The fungi remain inactive in the soil in the form of resistant fungal structures or spores, easily surviving high summer temperatures but not actively growing. The spores or fungal structures launch into active growth beneath snow cover in the late winter when the temps. beneath snow cover range from slightly below freezing to about 45 F. When snow cover melts, the active fungal infections will continue to thrive and spread until surfaces dry out or temperatures are steadily above 45 F. Pink snow mold is slightly more tenacious, growing actively as long as the lawn is moist and temps. are between 32 F and 60 F.
On leaves, anthracnose generally appears first as small, irregular yellow or brown spots.
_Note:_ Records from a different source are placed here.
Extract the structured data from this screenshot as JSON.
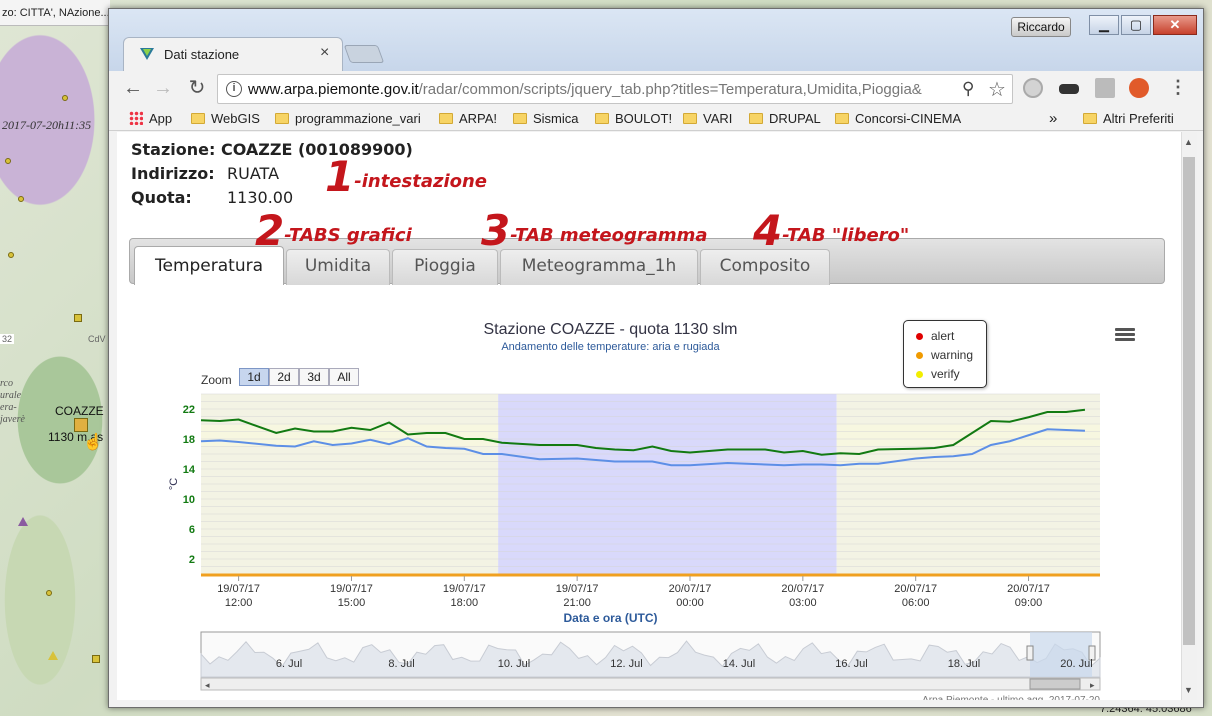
{
  "background_map": {
    "title_fragment": "zo: CITTA', NAzione...",
    "timestamp": "2017-07-20h11:35",
    "station_label": "COAZZE",
    "station_quota": "1130 m.as",
    "road_badge": "32",
    "place_abbrev": "CdV",
    "side_labels": [
      "rco",
      "urale",
      "era-",
      "javerè"
    ],
    "coords": "7.24364. 45.03686"
  },
  "browser": {
    "tab_title": "Dati stazione",
    "user_button": "Riccardo",
    "url_domain": "www.arpa.piemonte.gov.it",
    "url_path": "/radar/common/scripts/jquery_tab.php?titles=Temperatura,Umidita,Pioggia&",
    "bookmarks": [
      "App",
      "WebGIS",
      "programmazione_vari",
      "ARPA!",
      "Sismica",
      "BOULOT!",
      "VARI",
      "DRUPAL",
      "Concorsi-CINEMA"
    ],
    "overflow": "»",
    "other_bookmarks": "Altri Preferiti"
  },
  "header": {
    "station_label": "Stazione:",
    "station_value": "COAZZE (001089900)",
    "address_label": "Indirizzo:",
    "address_value": "RUATA",
    "quota_label": "Quota:",
    "quota_value": "1130.00"
  },
  "annotations": [
    {
      "num": "1",
      "text": "-intestazione"
    },
    {
      "num": "2",
      "text": "-TABS grafici"
    },
    {
      "num": "3",
      "text": "-TAB meteogramma"
    },
    {
      "num": "4",
      "text": "-TAB \"libero\""
    }
  ],
  "tabs": [
    "Temperatura",
    "Umidita",
    "Pioggia",
    "Meteogramma_1h",
    "Composito"
  ],
  "active_tab": "Temperatura",
  "chart_data": {
    "type": "line",
    "title": "Stazione COAZZE - quota 1130 slm",
    "subtitle": "Andamento delle temperature: aria e rugiada",
    "xlabel": "Data e ora (UTC)",
    "ylabel": "°C",
    "yticks": [
      2,
      6,
      10,
      14,
      18,
      22
    ],
    "ylim": [
      0,
      24
    ],
    "x_ticks": [
      {
        "date": "19/07/17",
        "time": "12:00"
      },
      {
        "date": "19/07/17",
        "time": "15:00"
      },
      {
        "date": "19/07/17",
        "time": "18:00"
      },
      {
        "date": "19/07/17",
        "time": "21:00"
      },
      {
        "date": "20/07/17",
        "time": "00:00"
      },
      {
        "date": "20/07/17",
        "time": "03:00"
      },
      {
        "date": "20/07/17",
        "time": "06:00"
      },
      {
        "date": "20/07/17",
        "time": "09:00"
      }
    ],
    "xlim_hours_from_first_tick": [
      -1,
      22.9
    ],
    "night_band_hours": [
      6.9,
      15.9
    ],
    "x_hours": [
      -1,
      -0.5,
      0,
      1,
      1.5,
      2,
      2.5,
      3,
      3.5,
      4,
      4.5,
      5,
      5.5,
      6,
      6.5,
      7,
      8,
      9,
      9.5,
      10,
      10.5,
      11,
      11.5,
      12,
      13,
      14,
      14.5,
      15,
      15.5,
      16,
      16.5,
      17,
      18,
      18.5,
      19,
      19.5,
      20,
      20.5,
      21,
      21.5,
      22,
      22.5
    ],
    "series": [
      {
        "color": "#127a12",
        "values": [
          20.5,
          20.4,
          20.6,
          18.8,
          19.4,
          19.0,
          19.0,
          19.5,
          19.2,
          20.2,
          18.6,
          18.8,
          18.8,
          18.0,
          18.0,
          17.5,
          17.2,
          17.2,
          16.8,
          16.6,
          16.5,
          17.0,
          16.4,
          16.2,
          16.6,
          16.6,
          16.2,
          16.4,
          15.9,
          16.1,
          16.0,
          16.6,
          16.7,
          16.8,
          17.2,
          18.8,
          20.4,
          20.3,
          20.9,
          21.6,
          21.6,
          21.9
        ]
      },
      {
        "color": "#5d8fe6",
        "values": [
          17.7,
          17.8,
          17.6,
          17.1,
          17.0,
          17.7,
          17.2,
          17.4,
          17.9,
          17.3,
          18.1,
          17.0,
          16.8,
          16.7,
          16.0,
          16.0,
          15.3,
          15.4,
          15.2,
          15.0,
          15.0,
          15.0,
          14.5,
          14.5,
          14.8,
          14.6,
          14.5,
          14.6,
          14.6,
          14.5,
          14.7,
          14.7,
          15.4,
          15.6,
          15.7,
          16.0,
          17.2,
          17.7,
          18.5,
          19.3,
          19.2,
          19.1
        ]
      }
    ],
    "legend": [
      {
        "label": "alert",
        "color": "#e00000"
      },
      {
        "label": "warning",
        "color": "#f09a00"
      },
      {
        "label": "verify",
        "color": "#f2ee00"
      }
    ],
    "range_selector": [
      "1d",
      "2d",
      "3d",
      "All"
    ],
    "range_selected": "1d",
    "zoom_label": "Zoom",
    "navigator_labels": [
      "6. Jul",
      "8. Jul",
      "10. Jul",
      "12. Jul",
      "14. Jul",
      "16. Jul",
      "18. Jul",
      "20. Jul"
    ],
    "credits": "Arpa Piemonte - ultimo agg. 2017-07-20"
  }
}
These spots darken as they age and may also expand, covering the leaves. On vegetables, it can affect any part of the plant. On fruits, it produces small, dark, sunken spots, which may spread. In moist weather, pinkish spore masses form in the center of these spots. Eventually, causing fruits to rot. On trees, it can kill the tips of young twigs. It also attacks the young leaves, which develop brown spots and patches. It can also cause defoliation of the tree. Anthracnose is a fungal disease that tends to attack plants in the spring when the weather is cool and wet, primarily on leaves and twigs. The fungi overwinter in dead twigs and fallen leaves. Cool, rainy weather creates perfect conditions for the spores to spread. Dry and hot weather stop the progression of the disease that may begin again once the weather conditions become optimal. Anthracnose fungus is rarely fatal & infects many deciduous and evergreen trees and shrubs, as well as fruits, vegetables and grass. Anthracnose is noticeable along the leaves and the veins as small lesions. These dark, sunken lesions may also be found on stems, flowers and fruits. In order to distinguish between anthracnose and other leaf spot diseases, you should carefully examine the undersides of leaves for several small tan to brown dots, about the size of a pin head.
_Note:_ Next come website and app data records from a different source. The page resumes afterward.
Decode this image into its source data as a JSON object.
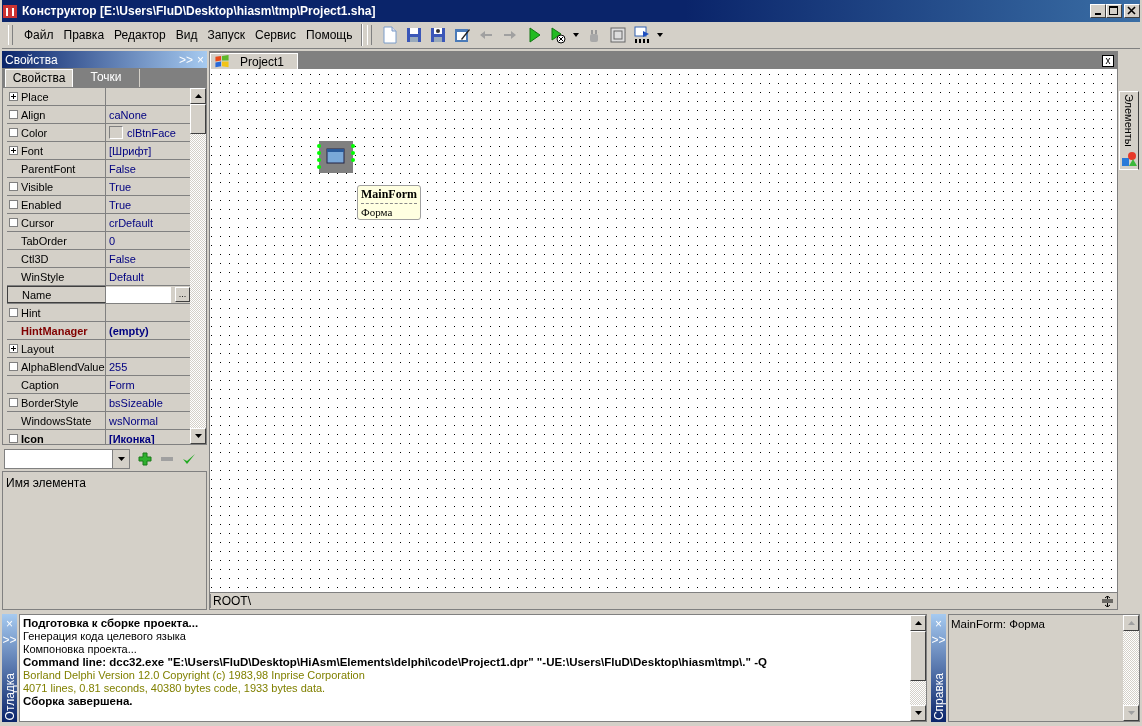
{
  "window": {
    "title": "Конструктор [E:\\Users\\FluD\\Desktop\\hiasm\\tmp\\Project1.sha]"
  },
  "menu": [
    "Файл",
    "Правка",
    "Редактор",
    "Вид",
    "Запуск",
    "Сервис",
    "Помощь"
  ],
  "toolbar": [
    {
      "kind": "new"
    },
    {
      "kind": "save"
    },
    {
      "kind": "saveas"
    },
    {
      "kind": "edit"
    },
    {
      "kind": "back",
      "disabled": true
    },
    {
      "kind": "forward",
      "disabled": true
    },
    {
      "kind": "run",
      "disabled": false
    },
    {
      "kind": "runstop",
      "disabled": false
    },
    {
      "kind": "caret"
    },
    {
      "kind": "plugin",
      "disabled": true
    },
    {
      "kind": "frame"
    },
    {
      "kind": "compile"
    },
    {
      "kind": "caret"
    }
  ],
  "properties_panel": {
    "title": "Свойства",
    "expand": ">>",
    "close": "×",
    "tabs": [
      {
        "label": "Свойства",
        "selected": true
      },
      {
        "label": "Точки",
        "selected": false
      }
    ],
    "rows": [
      {
        "name": "Place",
        "kind": "group",
        "changed": false,
        "selected": false
      },
      {
        "name": "Align",
        "value": "caNone",
        "kind": "check",
        "changed": false,
        "selected": false
      },
      {
        "name": "Color",
        "value": "clBtnFace",
        "kind": "color",
        "changed": false,
        "selected": false
      },
      {
        "name": "Font",
        "value": "[Шрифт]",
        "kind": "group",
        "changed": false,
        "selected": false
      },
      {
        "name": "ParentFont",
        "value": "False",
        "kind": "plain",
        "changed": false,
        "selected": false
      },
      {
        "name": "Visible",
        "value": "True",
        "kind": "check",
        "changed": false,
        "selected": false
      },
      {
        "name": "Enabled",
        "value": "True",
        "kind": "check",
        "changed": false,
        "selected": false
      },
      {
        "name": "Cursor",
        "value": "crDefault",
        "kind": "check",
        "changed": false,
        "selected": false
      },
      {
        "name": "TabOrder",
        "value": "0",
        "kind": "plain",
        "changed": false,
        "selected": false
      },
      {
        "name": "Ctl3D",
        "value": "False",
        "kind": "plain",
        "changed": false,
        "selected": false
      },
      {
        "name": "WinStyle",
        "value": "Default",
        "kind": "plain",
        "changed": false,
        "selected": false
      },
      {
        "name": "Name",
        "kind": "plain",
        "changed": false,
        "selected": true,
        "button": "..."
      },
      {
        "name": "Hint",
        "kind": "check",
        "changed": false,
        "selected": false
      },
      {
        "name": "HintManager",
        "value": "(empty)",
        "kind": "link",
        "changed": true,
        "selected": false
      },
      {
        "name": "Layout",
        "kind": "group",
        "changed": false,
        "selected": false
      },
      {
        "name": "AlphaBlendValue",
        "value": "255",
        "kind": "check",
        "changed": false,
        "selected": false
      },
      {
        "name": "Caption",
        "value": "Form",
        "kind": "plain",
        "changed": false,
        "selected": false
      },
      {
        "name": "BorderStyle",
        "value": "bsSizeable",
        "kind": "check",
        "changed": false,
        "selected": false
      },
      {
        "name": "WindowsState",
        "value": "wsNormal",
        "kind": "plain",
        "changed": false,
        "selected": false
      },
      {
        "name": "Icon",
        "value": "[Иконка]",
        "kind": "check",
        "changed": true,
        "selected": false
      }
    ],
    "description": "Имя элемента"
  },
  "editor": {
    "tab": "Project1",
    "close": "x",
    "path": "ROOT\\",
    "element": {
      "name": "MainForm",
      "description": "Форма"
    }
  },
  "side_tab": "Элементы",
  "debug": {
    "title": "Отладка",
    "close": "×",
    "expand": ">>",
    "lines": [
      {
        "text": "Подготовка к сборке проекта...",
        "kind": "bold"
      },
      {
        "text": "Генерация кода целевого языка",
        "kind": "normal"
      },
      {
        "text": "Компоновка проекта...",
        "kind": "normal"
      },
      {
        "text": "Command line: dcc32.exe \"E:\\Users\\FluD\\Desktop\\HiAsm\\Elements\\delphi\\code\\Project1.dpr\" \"-UE:\\Users\\FluD\\Desktop\\hiasm\\tmp\\.\" -Q",
        "kind": "bold"
      },
      {
        "text": "Borland Delphi  Version 12.0  Copyright (c) 1983,98 Inprise Corporation",
        "kind": "info"
      },
      {
        "text": "4071 lines, 0.81 seconds, 40380 bytes code, 1933 bytes data.",
        "kind": "info"
      },
      {
        "text": "Сборка завершена.",
        "kind": "bold"
      }
    ]
  },
  "help": {
    "title": "Справка",
    "close": "×",
    "expand": ">>",
    "text": "MainForm: Форма"
  }
}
Signs of Take All Root Rot are usually so subtle that most lawn owners won’t notice the infection right away. Young leaf blades often begin to yellow or turn a faint colored green. This is often misdiagnosed as being a nutrient deficiency or damage caused by chinch bugs. The problem is then realized when they begin to turn very brown and die off in an irregular pattern. At worst, the roots can all die off and kill the entire grass and become replaced on your lawn. The clearest symptom of Take All Root Rot is the emergence of yellowed leaf blades which eventually become brown and begin wilting. What follows is the turf begins thinning, and what is left are brown irregular looking patches which range between 1 foot to as much as 20 feet in diameter.
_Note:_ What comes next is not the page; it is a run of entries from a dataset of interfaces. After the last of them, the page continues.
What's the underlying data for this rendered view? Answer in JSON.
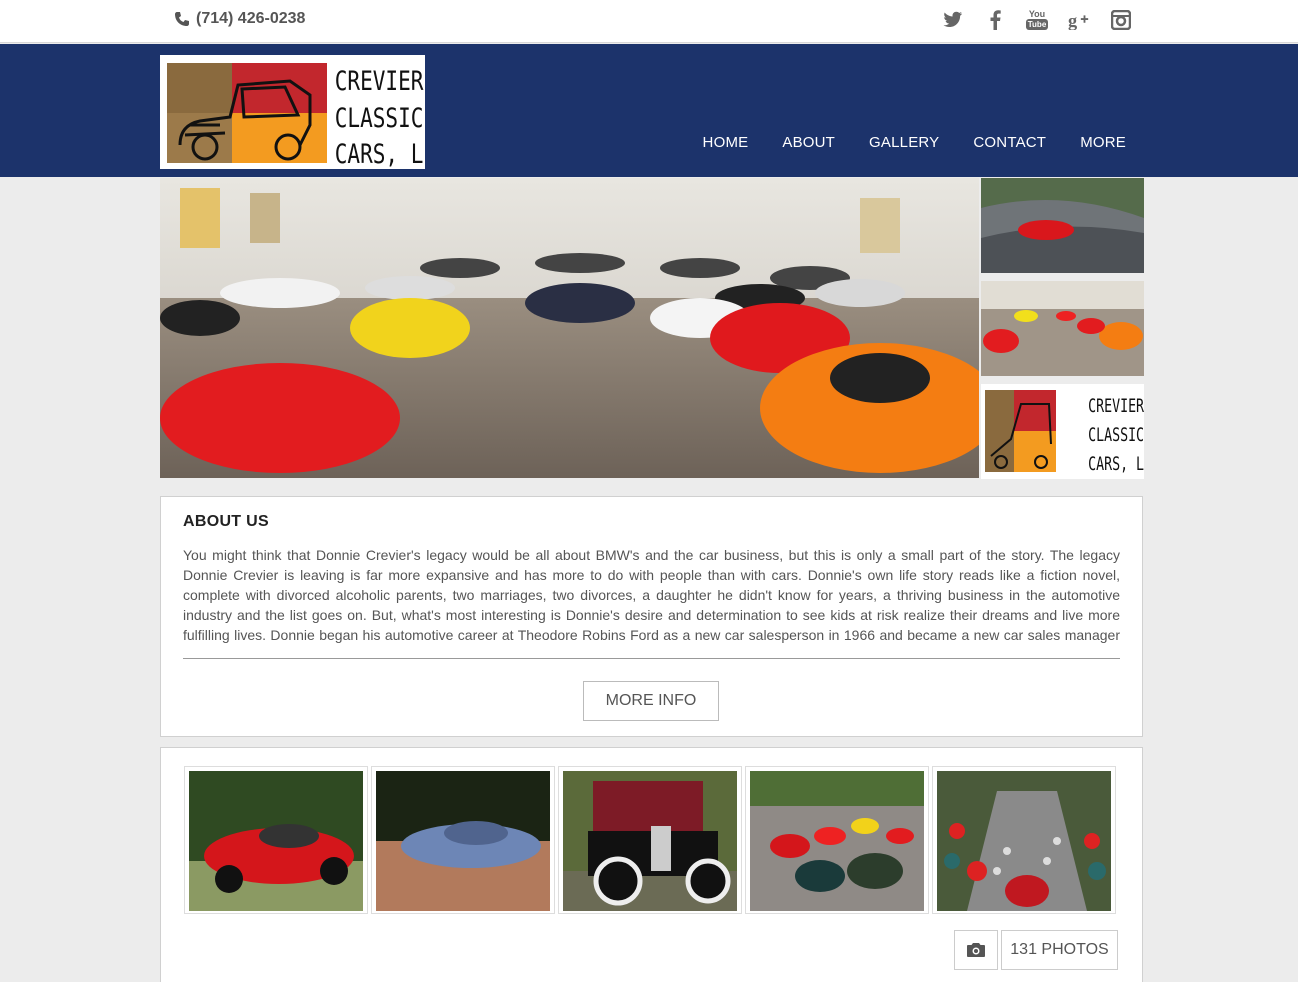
{
  "topbar": {
    "phone": "(714) 426-0238",
    "social": [
      {
        "icon": "twitter-icon"
      },
      {
        "icon": "facebook-icon"
      },
      {
        "icon": "youtube-icon",
        "text_top": "You",
        "text_bottom": "Tube"
      },
      {
        "icon": "google-plus-icon"
      },
      {
        "icon": "instagram-icon"
      }
    ]
  },
  "header": {
    "logo_lines": [
      "CREVIER",
      "CLASSIC",
      "CARS, LLC"
    ],
    "nav": [
      "HOME",
      "ABOUT",
      "GALLERY",
      "CONTACT",
      "MORE"
    ]
  },
  "about": {
    "title": "ABOUT US",
    "body": "You might think that Donnie Crevier's legacy would be all about BMW's and the car business, but this is only a small part of the story. The legacy Donnie Crevier is leaving is far more expansive and has more to do with people than with cars. Donnie's own life story reads like a fiction novel, complete with divorced alcoholic parents, two marriages, two divorces, a daughter he didn't know for years, a thriving business in the automotive industry and the list goes on. But, what's most interesting is Donnie's desire and determination to see kids at risk realize their dreams and live more fulfilling lives. Donnie began his automotive career at Theodore Robins Ford as a new car salesperson in 1966 and became a new car sales manager in",
    "button": "MORE INFO"
  },
  "gallery": {
    "photos_label": "131 PHOTOS"
  },
  "colors": {
    "header_bg": "#1c336b",
    "page_bg": "#ececec"
  }
}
The reason this disease is called Take All Root Rot is due to the disease's tendency to remove the grass from your lawn so you end up with a bare spot; it takes everything so all you’re left with is just dirt, hence, the name--Take All Root Rot.
Take All Root Rot causes rotting of the stolon itself, the actual runner of the grass, as well at the roots. If you pull out a runner you will see that it browns or almost blackens lengthwise down the stolon. If you start to pull the stolon up from the dirt, you’ll see that the roots themselves are short, blackened and rotting. Healthy roots are usually a light creamy white color and pulling the plant out from the root would take some effort because it would be planted firmly. A lawn infected with the Take All Root Rot, the plants could be tugged out from the soil with little to no effort, like a lawn grub problem. Generally, you’ll find it in the shady areas of the lawn like most lawn disease problems